YOUR ASSIGNMENT. Select, from the data, each line where "ProStructures" occurs.

AVAILABLE DATA.

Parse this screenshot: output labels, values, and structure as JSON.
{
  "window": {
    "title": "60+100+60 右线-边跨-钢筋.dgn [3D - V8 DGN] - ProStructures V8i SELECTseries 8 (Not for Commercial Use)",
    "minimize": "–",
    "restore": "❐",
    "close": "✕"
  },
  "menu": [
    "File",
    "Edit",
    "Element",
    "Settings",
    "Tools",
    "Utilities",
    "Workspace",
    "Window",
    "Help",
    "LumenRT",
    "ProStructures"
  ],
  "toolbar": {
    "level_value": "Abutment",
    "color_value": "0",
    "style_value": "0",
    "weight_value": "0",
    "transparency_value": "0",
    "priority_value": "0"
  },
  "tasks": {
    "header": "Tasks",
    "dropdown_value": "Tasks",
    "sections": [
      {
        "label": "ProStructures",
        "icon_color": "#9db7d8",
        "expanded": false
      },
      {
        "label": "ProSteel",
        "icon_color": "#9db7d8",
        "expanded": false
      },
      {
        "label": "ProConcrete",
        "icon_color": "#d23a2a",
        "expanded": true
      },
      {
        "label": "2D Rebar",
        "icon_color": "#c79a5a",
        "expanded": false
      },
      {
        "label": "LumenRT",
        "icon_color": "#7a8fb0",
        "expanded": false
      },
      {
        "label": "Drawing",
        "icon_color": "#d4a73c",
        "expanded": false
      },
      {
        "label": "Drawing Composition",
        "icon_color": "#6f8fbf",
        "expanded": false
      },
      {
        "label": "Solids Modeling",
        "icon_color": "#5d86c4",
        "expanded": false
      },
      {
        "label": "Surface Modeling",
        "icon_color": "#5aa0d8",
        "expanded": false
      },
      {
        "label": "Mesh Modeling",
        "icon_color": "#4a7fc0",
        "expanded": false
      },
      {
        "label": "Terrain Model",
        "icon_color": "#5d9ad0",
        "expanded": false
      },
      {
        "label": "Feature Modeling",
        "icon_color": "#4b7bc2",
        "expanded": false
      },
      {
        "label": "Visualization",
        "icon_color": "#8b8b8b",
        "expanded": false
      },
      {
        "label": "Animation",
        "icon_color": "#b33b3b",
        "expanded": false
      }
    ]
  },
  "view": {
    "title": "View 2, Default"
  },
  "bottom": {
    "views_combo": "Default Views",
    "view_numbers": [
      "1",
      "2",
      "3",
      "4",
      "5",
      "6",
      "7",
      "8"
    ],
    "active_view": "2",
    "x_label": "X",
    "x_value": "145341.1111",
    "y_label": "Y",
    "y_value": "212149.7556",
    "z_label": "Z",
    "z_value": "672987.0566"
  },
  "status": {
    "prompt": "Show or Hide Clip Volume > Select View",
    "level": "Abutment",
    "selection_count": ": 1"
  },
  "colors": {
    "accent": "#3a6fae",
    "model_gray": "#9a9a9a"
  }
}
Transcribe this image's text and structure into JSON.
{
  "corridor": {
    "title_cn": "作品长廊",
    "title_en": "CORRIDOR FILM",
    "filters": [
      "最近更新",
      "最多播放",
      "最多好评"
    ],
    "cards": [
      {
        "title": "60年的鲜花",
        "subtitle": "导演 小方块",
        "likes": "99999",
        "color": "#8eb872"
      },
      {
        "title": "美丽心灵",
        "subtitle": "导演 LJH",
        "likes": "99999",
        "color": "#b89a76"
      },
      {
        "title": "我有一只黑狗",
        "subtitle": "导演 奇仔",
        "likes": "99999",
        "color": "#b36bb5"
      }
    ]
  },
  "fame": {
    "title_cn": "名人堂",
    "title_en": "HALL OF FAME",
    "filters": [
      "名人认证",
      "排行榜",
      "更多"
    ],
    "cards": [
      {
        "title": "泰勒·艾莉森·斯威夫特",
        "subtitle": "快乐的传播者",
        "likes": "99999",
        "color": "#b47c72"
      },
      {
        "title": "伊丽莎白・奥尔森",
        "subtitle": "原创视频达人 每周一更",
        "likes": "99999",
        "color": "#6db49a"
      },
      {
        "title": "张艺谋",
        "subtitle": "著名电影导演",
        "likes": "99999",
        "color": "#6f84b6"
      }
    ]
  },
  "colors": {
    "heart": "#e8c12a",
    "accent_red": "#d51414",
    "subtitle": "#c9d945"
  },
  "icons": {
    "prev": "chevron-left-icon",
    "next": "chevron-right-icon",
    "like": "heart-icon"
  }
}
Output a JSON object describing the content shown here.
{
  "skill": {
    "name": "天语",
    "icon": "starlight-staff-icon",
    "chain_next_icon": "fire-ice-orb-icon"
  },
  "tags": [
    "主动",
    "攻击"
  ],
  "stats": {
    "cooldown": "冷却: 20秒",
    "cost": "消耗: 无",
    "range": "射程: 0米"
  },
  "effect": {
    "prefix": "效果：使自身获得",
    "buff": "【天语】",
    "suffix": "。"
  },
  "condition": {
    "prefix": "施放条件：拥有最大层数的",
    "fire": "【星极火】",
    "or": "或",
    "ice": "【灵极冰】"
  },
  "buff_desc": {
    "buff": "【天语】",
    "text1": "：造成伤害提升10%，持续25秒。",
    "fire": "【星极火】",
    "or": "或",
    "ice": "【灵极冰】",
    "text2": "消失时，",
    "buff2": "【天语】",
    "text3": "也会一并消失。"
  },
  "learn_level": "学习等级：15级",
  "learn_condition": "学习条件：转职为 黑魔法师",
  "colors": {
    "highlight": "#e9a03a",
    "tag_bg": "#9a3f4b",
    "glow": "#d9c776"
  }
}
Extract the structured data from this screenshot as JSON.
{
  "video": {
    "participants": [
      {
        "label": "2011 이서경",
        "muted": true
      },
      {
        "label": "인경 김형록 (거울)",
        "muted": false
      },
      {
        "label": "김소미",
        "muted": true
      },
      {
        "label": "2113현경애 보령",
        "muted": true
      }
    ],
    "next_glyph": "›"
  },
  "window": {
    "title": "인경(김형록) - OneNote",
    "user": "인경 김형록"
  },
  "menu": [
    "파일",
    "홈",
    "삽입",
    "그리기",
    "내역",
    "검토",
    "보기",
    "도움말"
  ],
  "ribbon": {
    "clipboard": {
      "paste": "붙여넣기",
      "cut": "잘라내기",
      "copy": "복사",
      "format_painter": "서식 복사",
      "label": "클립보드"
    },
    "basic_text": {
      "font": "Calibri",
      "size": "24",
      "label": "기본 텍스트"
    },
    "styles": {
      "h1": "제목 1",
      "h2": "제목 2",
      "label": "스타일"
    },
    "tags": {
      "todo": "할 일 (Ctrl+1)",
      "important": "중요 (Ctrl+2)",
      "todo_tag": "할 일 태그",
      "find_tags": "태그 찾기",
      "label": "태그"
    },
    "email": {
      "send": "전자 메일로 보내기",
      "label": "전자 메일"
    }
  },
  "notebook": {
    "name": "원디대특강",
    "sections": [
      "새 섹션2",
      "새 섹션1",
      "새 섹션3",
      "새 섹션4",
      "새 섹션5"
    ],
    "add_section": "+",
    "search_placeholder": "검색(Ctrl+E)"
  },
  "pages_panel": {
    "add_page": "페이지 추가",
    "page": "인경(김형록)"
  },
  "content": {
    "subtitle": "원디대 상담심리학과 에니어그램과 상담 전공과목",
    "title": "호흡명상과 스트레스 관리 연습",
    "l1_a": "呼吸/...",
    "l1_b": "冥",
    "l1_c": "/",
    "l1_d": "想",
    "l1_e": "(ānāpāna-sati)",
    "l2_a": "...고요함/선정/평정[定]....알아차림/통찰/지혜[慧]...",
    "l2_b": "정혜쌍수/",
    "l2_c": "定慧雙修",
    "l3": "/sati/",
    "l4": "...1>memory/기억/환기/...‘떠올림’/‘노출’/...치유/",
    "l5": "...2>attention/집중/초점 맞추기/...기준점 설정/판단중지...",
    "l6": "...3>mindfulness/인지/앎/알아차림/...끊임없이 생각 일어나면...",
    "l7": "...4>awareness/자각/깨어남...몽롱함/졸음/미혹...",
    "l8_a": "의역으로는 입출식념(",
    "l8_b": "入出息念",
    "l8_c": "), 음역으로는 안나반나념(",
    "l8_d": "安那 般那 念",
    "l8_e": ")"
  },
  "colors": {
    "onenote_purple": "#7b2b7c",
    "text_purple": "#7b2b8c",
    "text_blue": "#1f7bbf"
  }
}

PROBLEM SOLUTION.
    "title": "60+100+60 右线-边跨-钢筋.dgn [3D - V8 DGN] - ProStructures V8i SELECTseries 8 (Not for Commercial Use)",
    "ProStructures"
        "label": "ProStructures",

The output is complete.